The Basic Energy Sciences (BES) program supports basic scientific research to lay the foundations for new energy technologies and to advance DOE missions in energy, environment, and national security. BES research emphasizes discovery, design, and understanding of new materials and new chemical, biochemical, and geological processes. The ultimate goal is to better understand the physical world and harness nature to benefit people and society.
Major technological innovations don’t just happen. They typically have their roots in basic research breakthroughs over a period of decades. The BES program supports basic research behind a broad range of energy technologies, spanning energy generation, conversion, transmission, storage, and use. Many major innovations can be traced back to basic research supported by BES over the past 40 years. These include, for example, LED lighting; efficient solar cells; better batteries; stronger, lighter materials for transportation, nuclear power plants, and national defense; and improved production processes for high-value chemicals.
The BES program is one of the nation’s largest sponsors of research in the physical sciences. The program funds basic science at nearly 170 universities, national laboratories, and other research institutions in the U.S. BES has also built and supports a national network of major shared research facilities based at DOE national laboratories and open to all scientists. These user facilities help form the backbone of the nation’s research infrastructure. Over 16,000 scientists and engineers make use of these facilities each year.
Learn more about the Basic Energy Sciences mission and operations here.
Chemical Sciences, Geosciences, and Biosciences (CSGB)
The Chemical Sciences, Geosciences, and Biosciences Division supports basic research on chemical transformations and energy flow. This research provides the groundwork for the development of new and improved processes for the generation, storage, conversion, and use of energy as well as for other applications.
Materials Sciences and Engineering (MSE)
The Materials Sciences and Engineering Division supports basic research for the discovery and design of new materials with novel properties and functions. This research creates a foundation for the development of new and improved materials for the generation, storage, conversion, and use of energy as well as for other applications.
Scientific User Facilities (SUF)
The Scientific User Facilities Division supports R&D, planning, construction, and operation of a nationwide suite of major scientific facilities. These user facilities include large x-ray light sources, neutron scattering centers, and research centers for nanoscale science. They provide state-of-the-art instrumentation to create and measure materials and chemical systems. Tens of thousands of scientists from universities, industry, and government laboratories use them each year.
Energy Frontier Research Centers (EFRCs)
The Energy Frontier Research Centers bring together teams of scientists to perform basic research with a scope and complexity beyond what is possible for individuals or small groups. These centers foster transformative scientific advances to uncover innovative solutions to difficult problems in the energy sciences..

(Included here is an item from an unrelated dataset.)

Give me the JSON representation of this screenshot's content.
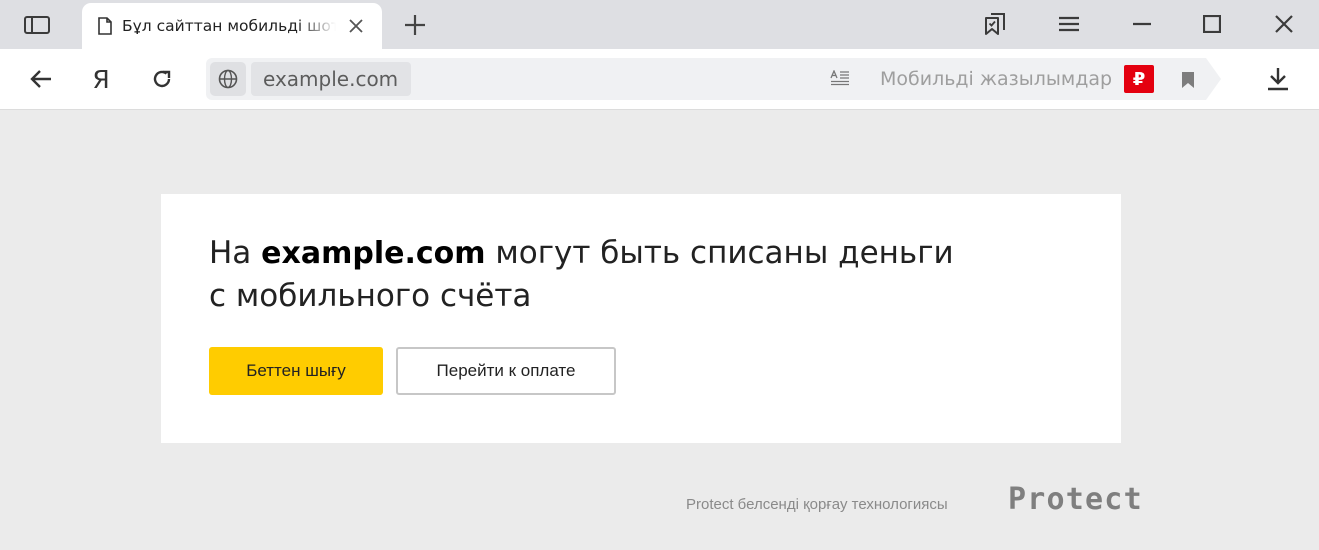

Computational Materials and Chemical Sciences (CMS,CCS)
Computational Materials and Chemical Sciences supports teams of researchers performing basic research to develop software and databases for design of new materials and chemical processes. This research takes advantage of DOE’s current supercomputers and develops software for next-generation exascale computing systems.
Energy Innovation Hubs
The Energy Innovation Hubs mobilize large research teams to overcome major scientific barriers to development of transformative new energy technologies. The two Hubs supported by BES focus on grand challenges in energy: (1) Fuels from Sunlight and (2) Next Generation Batteries and Energy Storage.